kartek

I forgot to mention that I think when you revisit a city that you once lived in, you rarely enjoy all the changes that occurred. That's at least how I feel.

Also, Hair We Are has been vacant for like 5+ years. I still think something major is planned for that area and the property owner is holding out until the last tenant vacates the adjacent strip mall.

LTBR

Next time you're in NY, try visiting the Rockaway's for some great abandoned buildings. Some were even people's dream homes just a couple years ago too!! Maybe you could put them on this site for everyone's amusement. You know, because that's what an edgy, cool, highly-educated, artsy person would do. The gut-wrenching memories will be awesome!! What a great thing you are doing for society!

FeelBetterPunkin'

Somebody woke up on the wrong side of the bed.

mew.

F'in Librul

"California has everything including that effortless genuine weirdness that you speak of."

Artists create art no matter where they're from. Ansel Adams might have made photographs of New Orleans or the swamps if he'd been born in Louisiana.

To dismiss criticisms of the poverty and cultural abuse that seem to be part and parcel of life in Louisiana as some sort of wellspring for artistic inspiration is to shout from the rooftops "hey - we're the Haiti of the United States - and we're proud!"

TF

All the foregoing arguments aside, as a Baton Rouge expat who lived there from 1964 until 1985, yes, the photos on this blog are a kick in the gut. Sad to see the decay and realise that much of the town I knew is now falling down and abandoned.

Verify your Comment

Previewing your Comment

This is only a preview. Your comment has not yet been posted.

Working...
Your comment could not be posted. Error type:
Your comment has been saved. Comments are moderated and will not appear until approved by the author. Post another comment

The letters and numbers you entered did not match the image. Please try again.

As a final step before posting your comment, enter the letters and numbers you see in the image below. This prevents automated programs from posting comments.

Having trouble reading this image? View an alternate.

Working...

Post a comment

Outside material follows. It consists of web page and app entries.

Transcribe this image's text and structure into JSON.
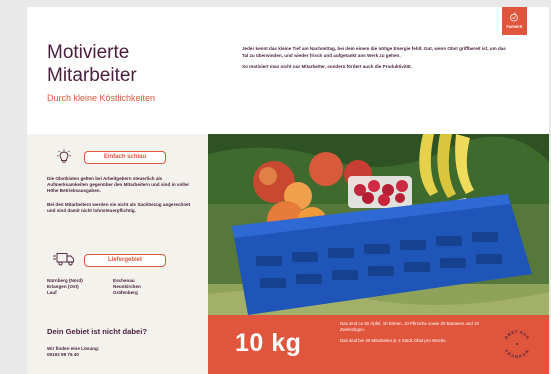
{
  "header": {
    "title_line1": "Motivierte",
    "title_line2": "Mitarbeiter",
    "subtitle": "Durch kleine Köstlichkeiten",
    "intro_p1": "Jeder kennt das kleine Tief am Nachmittag, bei dem einem die nötige Energie fehlt. Gut, wenn Obst griffbereit ist, um das Tal zu überwinden, und wieder frisch und aufgetankt ans Werk zu gehen.",
    "intro_p2": "So motiviert man nicht nur Mitarbeiter, sondern fördert auch die Produktivität.",
    "logo_word": "FARMER",
    "logo_icon": "fruit-logo-icon"
  },
  "colors": {
    "accent": "#e0563d",
    "text": "#4a1f3d",
    "panel": "#f3f2ec"
  },
  "left": {
    "section1": {
      "icon": "lightbulb-icon",
      "pill": "Einfach schlau",
      "p1": "Die Obstkisten gelten bei Arbeitgebern steuerlich als Aufmerksamkeiten gegenüber den Mitarbeitern und sind in voller Höhe Betriebsausgaben.",
      "p2": "Bei den Mitarbeitern werden sie nicht als Sachbezug angerechnet und sind damit nicht lohnsteuerpflichtig."
    },
    "section2": {
      "icon": "delivery-truck-icon",
      "pill": "Liefergebiet",
      "col1": [
        "Nürnberg (Nord)",
        "Erlangen (Ost)",
        "Lauf"
      ],
      "col2": [
        "Eschenau",
        "Neunkirchen",
        "Gräfenberg"
      ]
    },
    "cta": {
      "heading": "Dein Gebiet ist nicht dabei?",
      "line1": "Wir finden eine Lösung:",
      "phone": "09192 99 76 40"
    }
  },
  "banner": {
    "big": "10 kg",
    "p1": "Das sind ca 30 Äpfel, 10 Birnen, 10 Pfirsiche sowie 20 Bananen und 10 Zwetschgen.",
    "p2": "Das sind bei 40 Mitarbeiter je 2 Stück Obst pro Woche.",
    "stamp_top": "OBST AUS",
    "stamp_bottom": "FRANKEN"
  }
}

Comments are moderated, and will not appear until the author has approved them.

Your Information

(Name and email address are required. Email address will not be displayed with the comment.)